It seems like every other day, another study comes out promising to give us the key to a successful marriage. Why not? After all, those of us who want to be married want to stay married. In fact, a 2011 Pew Research survey found that 36 percent of adults believe that having a successful marriage is “one of the most important things” in life. While I don’t really believe that relationship success is dependent on one major “key,” and that it's more of the right combination of the little things, a new study shows saying two small words can actually strengthen your marriage. Ready for them?
According to a new study published in the journal Personal Relationships, the key to improving a marriage is to show a little gratitude. Researchers from the University of Georgia conducted a telephone survey of 468 married individuals and asked them questions about their finances, their communication tactics, and how they express gratitude to their spouses. As the study found, expressions of spousal gratitude were a significant predictor of marital quality.
“It goes to show the power of ‘thank you,’” said Allen Barton, a postdoctoral research associate at UGA’s Center for Family Research and lead author of the study. “Even if a couple is experiencing distress and difficulty in other areas, gratitude in the relationship can help promote positive marital outcomes.”
The study also found that couples who showed higher levels of spousal gratitude were less prone to seek divorce. When couples express gratitude or show appreciation for each other, it can counteract or buffer the negative effects of conflicts. According to researchers, feeling appreciated and believing that your partner values you have a great impact on how you feel about your marriage and your commitment to making it last.
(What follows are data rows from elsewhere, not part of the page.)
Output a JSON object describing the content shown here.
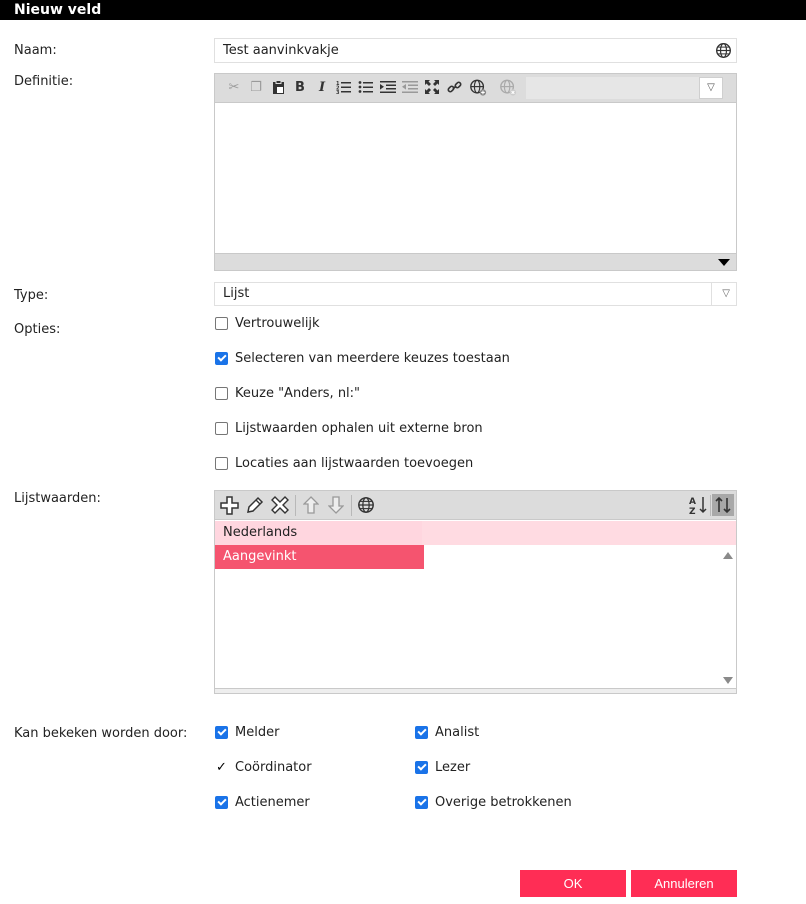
{
  "window": {
    "title": "Nieuw veld"
  },
  "form": {
    "name_label": "Naam:",
    "name_value": "Test aanvinkvakje",
    "definition_label": "Definitie:",
    "type_label": "Type:",
    "type_value": "Lijst",
    "options_label": "Opties:",
    "list_values_label": "Lijstwaarden:",
    "visible_by_label": "Kan bekeken worden door:"
  },
  "options": [
    {
      "label": "Vertrouwelijk",
      "checked": false
    },
    {
      "label": "Selecteren van meerdere keuzes toestaan",
      "checked": true
    },
    {
      "label": "Keuze \"Anders, nl:\"",
      "checked": false
    },
    {
      "label": "Lijstwaarden ophalen uit externe bron",
      "checked": false
    },
    {
      "label": "Locaties aan lijstwaarden toevoegen",
      "checked": false
    }
  ],
  "list_values": {
    "header": "Nederlands",
    "items": [
      {
        "label": "Aangevinkt",
        "selected": true
      }
    ]
  },
  "visible_by": [
    {
      "label": "Melder",
      "checked": true
    },
    {
      "label": "Analist",
      "checked": true
    },
    {
      "label": "Coördinator",
      "checked": true
    },
    {
      "label": "Lezer",
      "checked": true
    },
    {
      "label": "Actienemer",
      "checked": true
    },
    {
      "label": "Overige betrokkenen",
      "checked": true
    }
  ],
  "buttons": {
    "ok": "OK",
    "cancel": "Annuleren"
  },
  "colors": {
    "accent": "#ff2d55",
    "selected_row": "#f5546f",
    "header_row": "#ffd6df",
    "checkbox": "#1a73e8"
  }
}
“All couples have disagreements and argue,” the study’s co-author Ted Futris said. “What distinguishes the marriages that last from those that don't is not how often they argue, but how they argue and how they treat each other on a daily basis."
In short, it’s the little things that matter.
Saying those two small words can do your relationship a bunch of good. But sometimes, expressing gratitude can go beyond a simple “Thank you.” Because of that, I talked to Dr. Ramani Durvasula, a licensed clinical psychologist and author of Should I Stay or Should I Go: Surviving a Relationship With a Narcissist, on how you can express gratitude to your partner each and every day.
1. Reach Out
Set aside time each day to reach out to your partner and listen to them talk about their day. As Dr. Ramani tells Bustle, "They may not be able to respond, but it becomes a touchstone, and lets them feel heard."
2. Take Initiative
"Do something for them that they do not like to do without asking," Dr. Ramani says. "But do it without making lots of noise about it. For example, take the car in for an oil change, clean the toilets, or weed the garden."
3. Surprise Them
"This does not need to be big. It can be dinner on the table, making the plans and just whisking them away to something you know they like. Even try giving them a small gift that shows up in a briefcase at work," Dr. Ramani says.
4. Compliment Them
"I know it seems small, and likely should be happening every day. But we often forget that those little words about your partner's work, a new dress, or their smile put a swing in our step when we get them from strangers," Dr. Ramani says. "But they can be profoundly impactful from our partners."
5. Ask About Stuff
Don't just listen, but engage in conversation. If your partner tells you something that happened at work, ask a follow up question the next day (i.e. "Whatever happened with that guy at work you told me about yesterday?").
As Dr. Ramani says, "It shows not only that you were listening initially but that it is sustained. Few of us are heard any more in such a distracted world. To hear someone listening to us is a fantastic way to show gratitude."
6. Again, The Little Things Count
Don't be afraid to say "Thank you" or "I'm grateful" or "I noticed what you did." According to Dr. Ramani, while those words are simple enough, they show that we notice the effort that our partner puts into the relationship and that we're grateful for them.
Want more of Bustle's Sex and Relationships coverage? Check out our new podcast, I Want It That Way, which delves into the difficult and downright dirty parts of a relationship, and find more on our SoundCloud page.
Images: AdinaVoicu/Pixabay; Giphy(7)